* EXERCISE PROMPT *
Please repeat the listing below exactly, but do not include its pictures.

* PROVIDED INFORMATION *
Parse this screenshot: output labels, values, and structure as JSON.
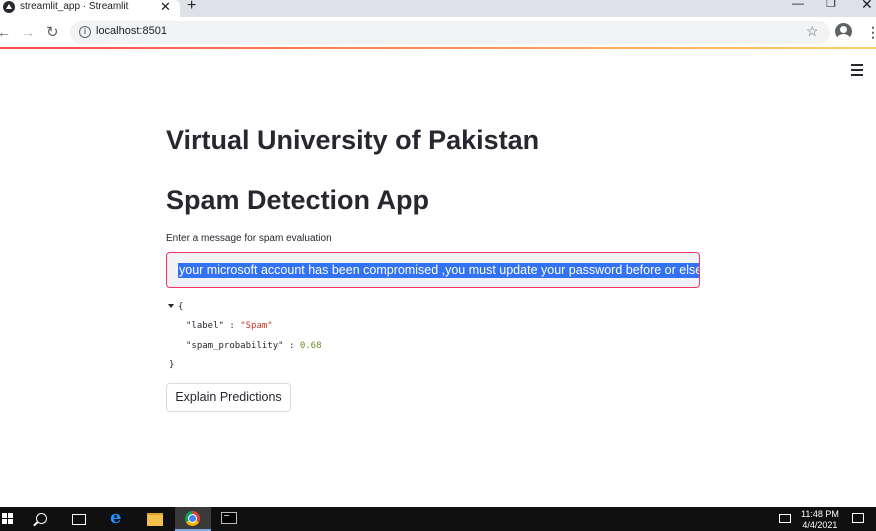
{
  "browser": {
    "tab_title": "streamlit_app · Streamlit",
    "tab_close": "✕",
    "new_tab": "+",
    "url": "localhost:8501",
    "window_controls": {
      "minimize": "—",
      "maximize": "❐",
      "close": "✕"
    },
    "nav": {
      "back": "←",
      "forward": "→",
      "reload": "↻",
      "info": "i",
      "star": "☆",
      "menu": "⋮"
    }
  },
  "page": {
    "title1": "Virtual University of Pakistan",
    "title2": "Spam Detection App",
    "input_label": "Enter a message for spam evaluation",
    "input_value": "your microsoft account has been compromised ,you must update your password before or else",
    "json_output": {
      "open_brace": "{",
      "close_brace": "}",
      "label_key": "\"label\"",
      "label_value": "\"Spam\"",
      "prob_key": "\"spam_probability\"",
      "prob_value": "0.68",
      "sep": " : "
    },
    "explain_button": "Explain Predictions"
  },
  "taskbar": {
    "time": "11:48 PM",
    "date": "4/4/2021"
  },
  "colors": {
    "accent": "#f63366",
    "selection": "#3372f2",
    "text": "#262730"
  }
}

* YOUR SOLUTION *
Parse this screenshot: output labels, values, and structure as JSON.
{
  "browser": {
    "tab_title": "streamlit_app · Streamlit",
    "tab_close": "✕",
    "new_tab": "+",
    "url": "localhost:8501",
    "window_controls": {
      "minimize": "—",
      "maximize": "❐",
      "close": "✕"
    },
    "nav": {
      "back": "←",
      "forward": "→",
      "reload": "↻",
      "info": "i",
      "star": "☆",
      "menu": "⋮"
    }
  },
  "page": {
    "title1": "Virtual University of Pakistan",
    "title2": "Spam Detection App",
    "input_label": "Enter a message for spam evaluation",
    "input_value": "your microsoft account has been compromised ,you must update your password before or else",
    "json_output": {
      "open_brace": "{",
      "close_brace": "}",
      "label_key": "\"label\"",
      "label_value": "\"Spam\"",
      "prob_key": "\"spam_probability\"",
      "prob_value": "0.68",
      "sep": " : "
    },
    "explain_button": "Explain Predictions"
  },
  "taskbar": {
    "time": "11:48 PM",
    "date": "4/4/2021"
  },
  "colors": {
    "accent": "#f63366",
    "selection": "#3372f2",
    "text": "#262730"
  }
}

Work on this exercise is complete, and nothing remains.